1. That the Republic's claims are based on domestic law, and are asserted against non-state defendants, also explains the inapplicability of the rule that “[a] state is responsible for any violation of its obligations under international law resulting from action or inaction by [ ] the government of the state.” Restatement (Third) of Foreign Relations Law of the United States § 207 (1987). The district court cited this rule in support of its conclusion that the Hussein Regime's conduct redounds to the Republic, see Republic of Iraq, 920 F.Supp.2d at 536, but the majority does not appear to rely on it. The majority is correct not to base its decision on this rule. The rule governs state responsibility for violations of “obligations under international law”; it is a rule of international law.
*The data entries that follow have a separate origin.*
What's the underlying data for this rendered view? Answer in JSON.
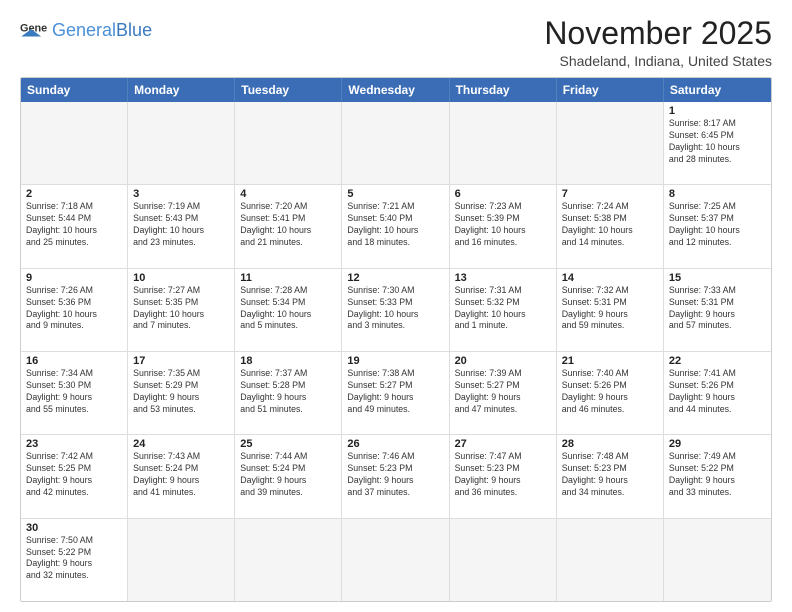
{
  "header": {
    "logo_general": "General",
    "logo_blue": "Blue",
    "month_title": "November 2025",
    "location": "Shadeland, Indiana, United States"
  },
  "days_of_week": [
    "Sunday",
    "Monday",
    "Tuesday",
    "Wednesday",
    "Thursday",
    "Friday",
    "Saturday"
  ],
  "rows": [
    [
      {
        "day": "",
        "info": "",
        "empty": true
      },
      {
        "day": "",
        "info": "",
        "empty": true
      },
      {
        "day": "",
        "info": "",
        "empty": true
      },
      {
        "day": "",
        "info": "",
        "empty": true
      },
      {
        "day": "",
        "info": "",
        "empty": true
      },
      {
        "day": "",
        "info": "",
        "empty": true
      },
      {
        "day": "1",
        "info": "Sunrise: 8:17 AM\nSunset: 6:45 PM\nDaylight: 10 hours\nand 28 minutes.",
        "empty": false
      }
    ],
    [
      {
        "day": "2",
        "info": "Sunrise: 7:18 AM\nSunset: 5:44 PM\nDaylight: 10 hours\nand 25 minutes.",
        "empty": false
      },
      {
        "day": "3",
        "info": "Sunrise: 7:19 AM\nSunset: 5:43 PM\nDaylight: 10 hours\nand 23 minutes.",
        "empty": false
      },
      {
        "day": "4",
        "info": "Sunrise: 7:20 AM\nSunset: 5:41 PM\nDaylight: 10 hours\nand 21 minutes.",
        "empty": false
      },
      {
        "day": "5",
        "info": "Sunrise: 7:21 AM\nSunset: 5:40 PM\nDaylight: 10 hours\nand 18 minutes.",
        "empty": false
      },
      {
        "day": "6",
        "info": "Sunrise: 7:23 AM\nSunset: 5:39 PM\nDaylight: 10 hours\nand 16 minutes.",
        "empty": false
      },
      {
        "day": "7",
        "info": "Sunrise: 7:24 AM\nSunset: 5:38 PM\nDaylight: 10 hours\nand 14 minutes.",
        "empty": false
      },
      {
        "day": "8",
        "info": "Sunrise: 7:25 AM\nSunset: 5:37 PM\nDaylight: 10 hours\nand 12 minutes.",
        "empty": false
      }
    ],
    [
      {
        "day": "9",
        "info": "Sunrise: 7:26 AM\nSunset: 5:36 PM\nDaylight: 10 hours\nand 9 minutes.",
        "empty": false
      },
      {
        "day": "10",
        "info": "Sunrise: 7:27 AM\nSunset: 5:35 PM\nDaylight: 10 hours\nand 7 minutes.",
        "empty": false
      },
      {
        "day": "11",
        "info": "Sunrise: 7:28 AM\nSunset: 5:34 PM\nDaylight: 10 hours\nand 5 minutes.",
        "empty": false
      },
      {
        "day": "12",
        "info": "Sunrise: 7:30 AM\nSunset: 5:33 PM\nDaylight: 10 hours\nand 3 minutes.",
        "empty": false
      },
      {
        "day": "13",
        "info": "Sunrise: 7:31 AM\nSunset: 5:32 PM\nDaylight: 10 hours\nand 1 minute.",
        "empty": false
      },
      {
        "day": "14",
        "info": "Sunrise: 7:32 AM\nSunset: 5:31 PM\nDaylight: 9 hours\nand 59 minutes.",
        "empty": false
      },
      {
        "day": "15",
        "info": "Sunrise: 7:33 AM\nSunset: 5:31 PM\nDaylight: 9 hours\nand 57 minutes.",
        "empty": false
      }
    ],
    [
      {
        "day": "16",
        "info": "Sunrise: 7:34 AM\nSunset: 5:30 PM\nDaylight: 9 hours\nand 55 minutes.",
        "empty": false
      },
      {
        "day": "17",
        "info": "Sunrise: 7:35 AM\nSunset: 5:29 PM\nDaylight: 9 hours\nand 53 minutes.",
        "empty": false
      },
      {
        "day": "18",
        "info": "Sunrise: 7:37 AM\nSunset: 5:28 PM\nDaylight: 9 hours\nand 51 minutes.",
        "empty": false
      },
      {
        "day": "19",
        "info": "Sunrise: 7:38 AM\nSunset: 5:27 PM\nDaylight: 9 hours\nand 49 minutes.",
        "empty": false
      },
      {
        "day": "20",
        "info": "Sunrise: 7:39 AM\nSunset: 5:27 PM\nDaylight: 9 hours\nand 47 minutes.",
        "empty": false
      },
      {
        "day": "21",
        "info": "Sunrise: 7:40 AM\nSunset: 5:26 PM\nDaylight: 9 hours\nand 46 minutes.",
        "empty": false
      },
      {
        "day": "22",
        "info": "Sunrise: 7:41 AM\nSunset: 5:26 PM\nDaylight: 9 hours\nand 44 minutes.",
        "empty": false
      }
    ],
    [
      {
        "day": "23",
        "info": "Sunrise: 7:42 AM\nSunset: 5:25 PM\nDaylight: 9 hours\nand 42 minutes.",
        "empty": false
      },
      {
        "day": "24",
        "info": "Sunrise: 7:43 AM\nSunset: 5:24 PM\nDaylight: 9 hours\nand 41 minutes.",
        "empty": false
      },
      {
        "day": "25",
        "info": "Sunrise: 7:44 AM\nSunset: 5:24 PM\nDaylight: 9 hours\nand 39 minutes.",
        "empty": false
      },
      {
        "day": "26",
        "info": "Sunrise: 7:46 AM\nSunset: 5:23 PM\nDaylight: 9 hours\nand 37 minutes.",
        "empty": false
      },
      {
        "day": "27",
        "info": "Sunrise: 7:47 AM\nSunset: 5:23 PM\nDaylight: 9 hours\nand 36 minutes.",
        "empty": false
      },
      {
        "day": "28",
        "info": "Sunrise: 7:48 AM\nSunset: 5:23 PM\nDaylight: 9 hours\nand 34 minutes.",
        "empty": false
      },
      {
        "day": "29",
        "info": "Sunrise: 7:49 AM\nSunset: 5:22 PM\nDaylight: 9 hours\nand 33 minutes.",
        "empty": false
      }
    ],
    [
      {
        "day": "30",
        "info": "Sunrise: 7:50 AM\nSunset: 5:22 PM\nDaylight: 9 hours\nand 32 minutes.",
        "empty": false
      },
      {
        "day": "",
        "info": "",
        "empty": true
      },
      {
        "day": "",
        "info": "",
        "empty": true
      },
      {
        "day": "",
        "info": "",
        "empty": true
      },
      {
        "day": "",
        "info": "",
        "empty": true
      },
      {
        "day": "",
        "info": "",
        "empty": true
      },
      {
        "day": "",
        "info": "",
        "empty": true
      }
    ]
  ]
}
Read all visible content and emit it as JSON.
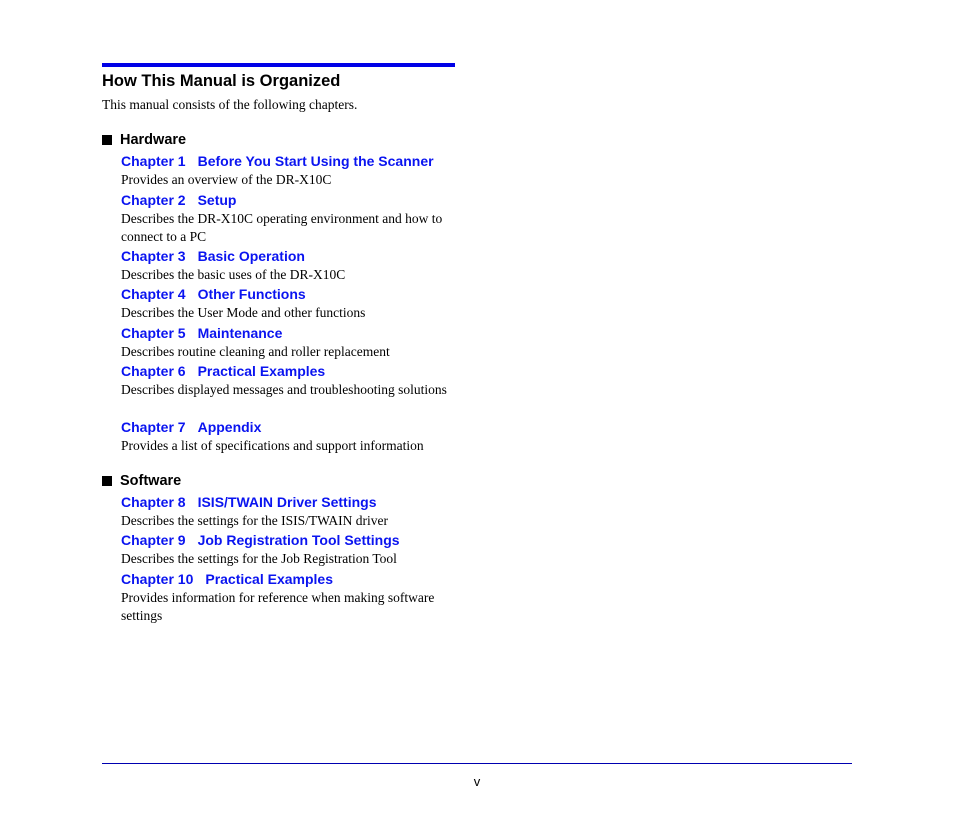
{
  "page": {
    "title": "How This Manual is Organized",
    "intro": "This manual consists of the following chapters.",
    "page_number": "v",
    "colors": {
      "rule": "#0000e6",
      "link": "#0a14f0",
      "text": "#000000"
    }
  },
  "sections": [
    {
      "heading": "Hardware",
      "icon": "black-square-bullet",
      "chapters": [
        {
          "number": "Chapter 1",
          "title": "Before You Start Using the Scanner",
          "description": "Provides an overview of the DR-X10C"
        },
        {
          "number": "Chapter 2",
          "title": "Setup",
          "description": "Describes the DR-X10C operating environment and how to connect to a PC"
        },
        {
          "number": "Chapter 3",
          "title": "Basic Operation",
          "description": "Describes the basic uses of the DR-X10C"
        },
        {
          "number": "Chapter 4",
          "title": "Other Functions",
          "description": "Describes the User Mode and other functions"
        },
        {
          "number": "Chapter 5",
          "title": "Maintenance",
          "description": "Describes routine cleaning and roller replacement"
        },
        {
          "number": "Chapter 6",
          "title": "Practical Examples",
          "description": "Describes displayed messages and troubleshooting solutions"
        },
        {
          "number": "Chapter 7",
          "title": "Appendix",
          "description": "Provides a list of specifications and support information"
        }
      ]
    },
    {
      "heading": "Software",
      "icon": "black-square-bullet",
      "chapters": [
        {
          "number": "Chapter 8",
          "title": "ISIS/TWAIN Driver Settings",
          "description": "Describes the settings for the ISIS/TWAIN driver"
        },
        {
          "number": "Chapter 9",
          "title": "Job Registration Tool Settings",
          "description": "Describes the settings for the Job Registration Tool"
        },
        {
          "number": "Chapter 10",
          "title": "Practical Examples",
          "description": "Provides information for reference when making software settings"
        }
      ]
    }
  ]
}
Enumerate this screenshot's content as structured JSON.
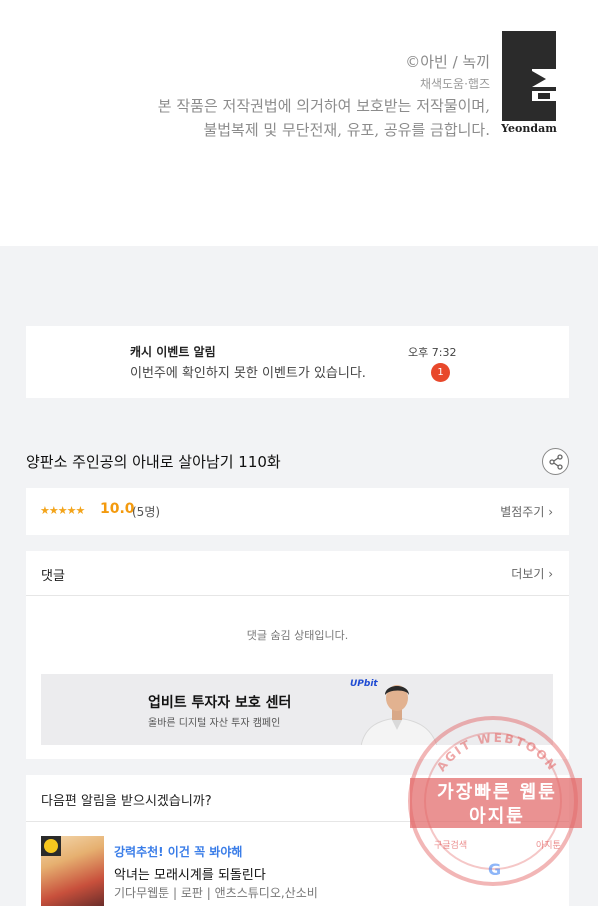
{
  "copyright": {
    "author": "©아빈 / 녹끼",
    "helper": "채색도움·햅즈",
    "notice_line1": "본 작품은 저작권법에 의거하여 보호받는 저작물이며,",
    "notice_line2": "불법복제 및 무단전재, 유포, 공유를 금합니다.",
    "logo_text": "Yeondam"
  },
  "notification": {
    "title": "캐시 이벤트 알림",
    "message": "이번주에 확인하지 못한 이벤트가 있습니다.",
    "time": "오후 7:32",
    "badge_count": "1"
  },
  "episode": {
    "title": "양판소 주인공의 아내로 살아남기 110화"
  },
  "rating": {
    "stars": "★★★★★",
    "score": "10.0",
    "count": "(5명)",
    "rate_button": "별점주기 ›"
  },
  "comments": {
    "header": "댓글",
    "more": "더보기 ›",
    "hidden_message": "댓글 숨김 상태입니다."
  },
  "ad": {
    "title": "업비트 투자자 보호 센터",
    "subtitle": "올바른 디지털 자산 투자 캠페인",
    "brand": "UPbit"
  },
  "subscribe": {
    "question": "다음편 알림을 받으시겠습니까?"
  },
  "recommendation": {
    "tag": "강력추천! 이건 꼭 봐야해",
    "title": "악녀는 모래시계를 되돌린다",
    "meta": "기다무웹툰 | 로판 | 앤츠스튜디오,산소비"
  },
  "watermark": {
    "arc_text": "AGIT WEBTOON",
    "line1": "가장빠른 웹툰",
    "line2": "아지툰",
    "bottom_left": "구글검색",
    "bottom_right": "아지툰",
    "g": "G"
  },
  "colors": {
    "accent_orange": "#f39a0e",
    "badge_red": "#e8482b",
    "link_blue": "#3a7de8",
    "stamp_red": "#e25e5e"
  }
}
As the Third Restatement observes, “[t]he principal persons under international law are states,” and it is primarily states that “have legal personality and rights and duties under international law.” Restatement (Third) of Foreign Relations Law of the United States pt. II, intro. note (1987). I see no basis for applying a principle of state responsibility under international law to immunize non-state defendants from liability for conduct under domestic law.
KEARSE, Circuit Judge:
Judge DRONEY concurs in part and dissents in part, in a separate opinion.